→ **Brief**: Check the listing that follows and work out how many lines include "true". The reply is that number alone.

→ **Exercise materials**:
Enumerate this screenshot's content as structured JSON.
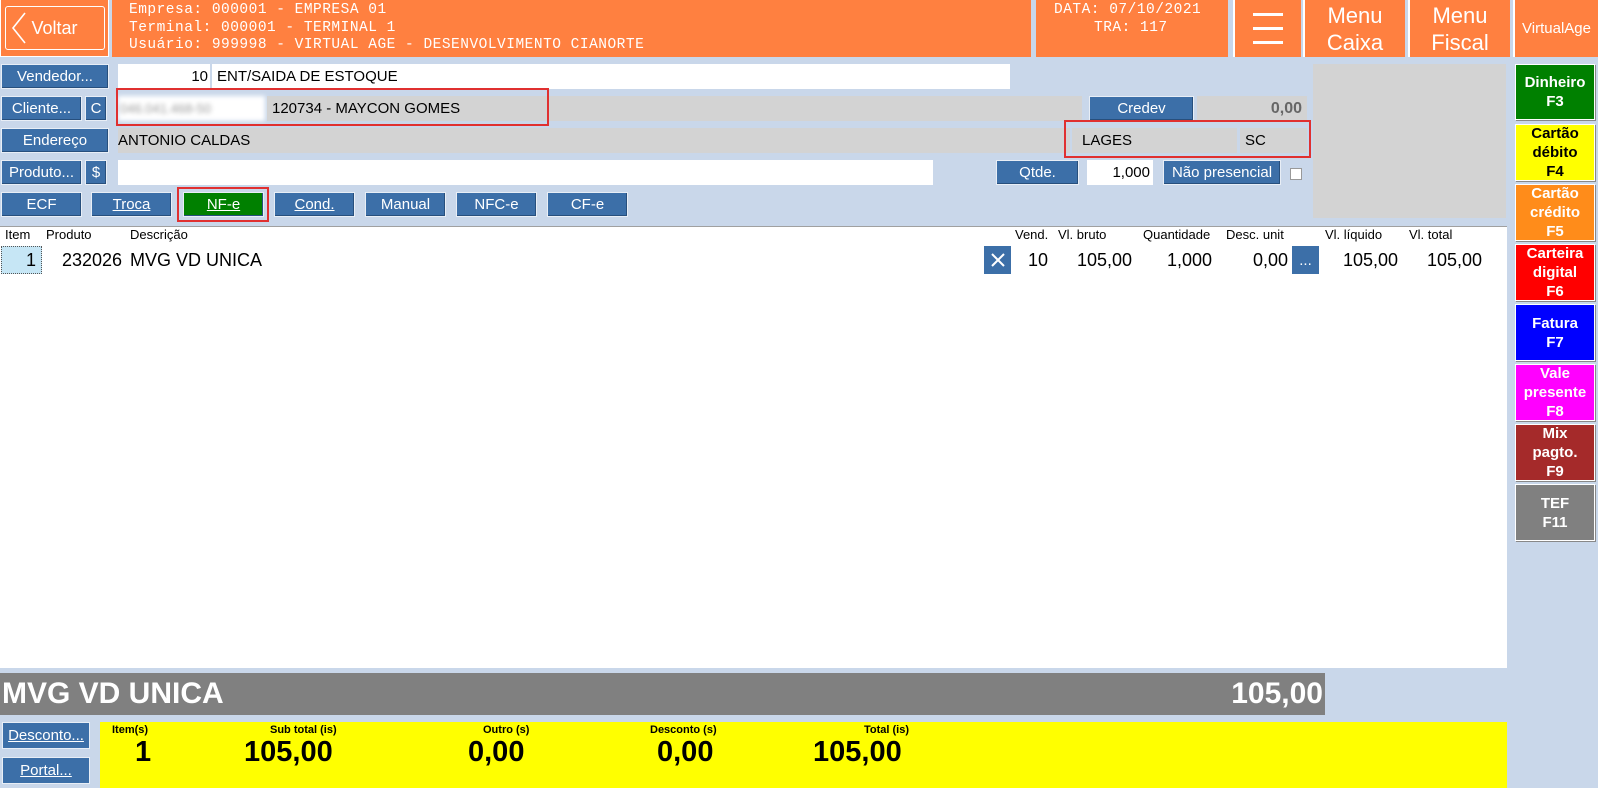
{
  "header": {
    "back_label": "Voltar",
    "empresa": "Empresa: 000001 - EMPRESA 01",
    "terminal": "Terminal: 000001 - TERMINAL 1",
    "usuario": "Usuário: 999998 - VIRTUAL AGE - DESENVOLVIMENTO CIANORTE",
    "data": "DATA: 07/10/2021",
    "tra": "TRA: 117",
    "menu_caixa_1": "Menu",
    "menu_caixa_2": "Caixa",
    "menu_fiscal_1": "Menu",
    "menu_fiscal_2": "Fiscal",
    "brand": "VirtualAge"
  },
  "form": {
    "vendedor_label": "Vendedor...",
    "vendedor_code": "10",
    "vendedor_name": "ENT/SAIDA DE ESTOQUE",
    "cliente_label": "Cliente...",
    "cliente_c": "C",
    "cliente_doc": "046.041.468-50",
    "cliente_name": "120734 - MAYCON GOMES",
    "credev_label": "Credev",
    "credev_value": "0,00",
    "endereco_label": "Endereço",
    "endereco_value": "ANTONIO CALDAS",
    "cidade": "LAGES",
    "uf": "SC",
    "produto_label": "Produto...",
    "produto_dollar": "$",
    "produto_value": "",
    "qtde_label": "Qtde.",
    "qtde_value": "1,000",
    "nao_presencial_label": "Não presencial"
  },
  "doc_types": [
    {
      "label": "ECF"
    },
    {
      "label": "Troca"
    },
    {
      "label": "NF-e",
      "active": true
    },
    {
      "label": "Cond."
    },
    {
      "label": "Manual"
    },
    {
      "label": "NFC-e"
    },
    {
      "label": "CF-e"
    }
  ],
  "grid": {
    "headers": {
      "item": "Item",
      "produto": "Produto",
      "descricao": "Descrição",
      "vend": "Vend.",
      "vl_bruto": "Vl. bruto",
      "quantidade": "Quantidade",
      "desc_unit": "Desc. unit",
      "vl_liquido": "Vl. líquido",
      "vl_total": "Vl. total"
    },
    "rows": [
      {
        "item": "1",
        "produto": "232026",
        "descricao": "MVG VD UNICA",
        "vend": "10",
        "vl_bruto": "105,00",
        "quantidade": "1,000",
        "desc_unit": "0,00",
        "more": "...",
        "vl_liquido": "105,00",
        "vl_total": "105,00"
      }
    ]
  },
  "banner": {
    "product": "MVG VD UNICA",
    "value": "105,00"
  },
  "totals": {
    "items_label": "Item(s)",
    "items_value": "1",
    "subtotal_label": "Sub total (is)",
    "subtotal_value": "105,00",
    "outro_label": "Outro (s)",
    "outro_value": "0,00",
    "desconto_label": "Desconto (s)",
    "desconto_value": "0,00",
    "total_label": "Total (is)",
    "total_value": "105,00"
  },
  "footer": {
    "desconto_btn": "Desconto...",
    "portal_btn": "Portal..."
  },
  "payments": [
    {
      "line1": "Dinheiro",
      "line2": "F3",
      "color": "#008000",
      "text": "#ffffff"
    },
    {
      "line1": "Cartão",
      "line2": "débito",
      "line3": "F4",
      "color": "#ffff00",
      "text": "#000000"
    },
    {
      "line1": "Cartão",
      "line2": "crédito",
      "line3": "F5",
      "color": "#ff8c1a",
      "text": "#ffffff"
    },
    {
      "line1": "Carteira",
      "line2": "digital",
      "line3": "F6",
      "color": "#ff0000",
      "text": "#ffffff"
    },
    {
      "line1": "Fatura",
      "line2": "F7",
      "color": "#0000ff",
      "text": "#ffffff"
    },
    {
      "line1": "Vale",
      "line2": "presente",
      "line3": "F8",
      "color": "#ff00ff",
      "text": "#ffffff"
    },
    {
      "line1": "Mix",
      "line2": "pagto.",
      "line3": "F9",
      "color": "#a52a2a",
      "text": "#ffffff"
    },
    {
      "line1": "TEF",
      "line2": "F11",
      "color": "#808080",
      "text": "#ffffff"
    }
  ],
  "colors": {
    "header_orange": "#ff8040",
    "button_blue": "#3c6fa8",
    "active_green": "#008000",
    "totals_yellow": "#ffff00"
  }
}
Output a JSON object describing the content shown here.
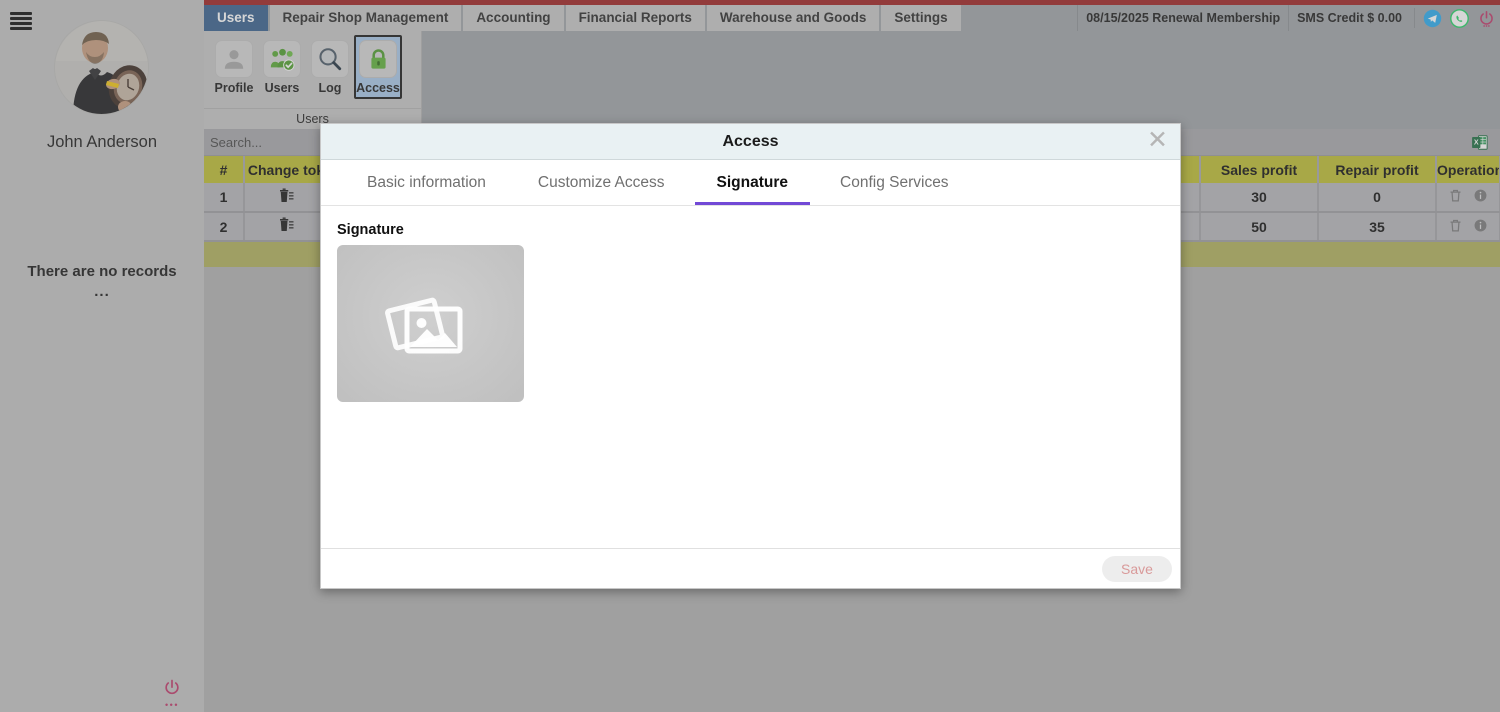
{
  "sidebar": {
    "menu_icon": "hamburger-icon",
    "user_name": "John Anderson",
    "empty_message": "There are no records",
    "empty_dots": "...",
    "power_icon": "power-icon"
  },
  "topbar": {
    "tabs": [
      {
        "label": "Users",
        "active": true
      },
      {
        "label": "Repair Shop Management",
        "active": false
      },
      {
        "label": "Accounting",
        "active": false
      },
      {
        "label": "Financial Reports",
        "active": false
      },
      {
        "label": "Warehouse and Goods",
        "active": false
      },
      {
        "label": "Settings",
        "active": false
      }
    ],
    "renewal": "08/15/2025 Renewal Membership",
    "sms_credit": "SMS Credit $ 0.00",
    "icons": [
      "telegram-icon",
      "whatsapp-icon",
      "power-icon"
    ],
    "accent_red": "#9e2121",
    "active_tab_blue": "#38618f"
  },
  "ribbon": {
    "group_caption": "Users",
    "buttons": [
      {
        "label": "Profile",
        "icon": "person-icon",
        "selected": false
      },
      {
        "label": "Users",
        "icon": "users-group-check-icon",
        "selected": false
      },
      {
        "label": "Log",
        "icon": "magnifier-icon",
        "selected": false
      },
      {
        "label": "Access",
        "icon": "lock-icon",
        "selected": true
      }
    ]
  },
  "search": {
    "placeholder": "Search...",
    "value": "",
    "export_icon": "excel-export-icon"
  },
  "table": {
    "columns": [
      "#",
      "Change tok",
      "",
      "",
      "",
      "Sales profit",
      "Repair profit",
      "Operation"
    ],
    "rows": [
      {
        "num": "1",
        "change_token": "trash-list-icon",
        "sales_profit": "30",
        "repair_profit": "0",
        "operations": [
          "trash-icon",
          "info-icon"
        ]
      },
      {
        "num": "2",
        "change_token": "trash-list-icon",
        "sales_profit": "50",
        "repair_profit": "35",
        "operations": [
          "trash-icon",
          "info-icon"
        ]
      }
    ],
    "header_color": "#bdbd33",
    "footer_color": "#b0b05c"
  },
  "modal": {
    "title": "Access",
    "close_icon": "close-icon",
    "tabs": [
      {
        "label": "Basic information",
        "active": false
      },
      {
        "label": "Customize Access",
        "active": false
      },
      {
        "label": "Signature",
        "active": true
      },
      {
        "label": "Config Services",
        "active": false
      }
    ],
    "active_tab_underline": "#7249d6",
    "signature_label": "Signature",
    "signature_placeholder_icon": "image-placeholder-icon",
    "save_label": "Save"
  }
}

→ **Written answer**: 4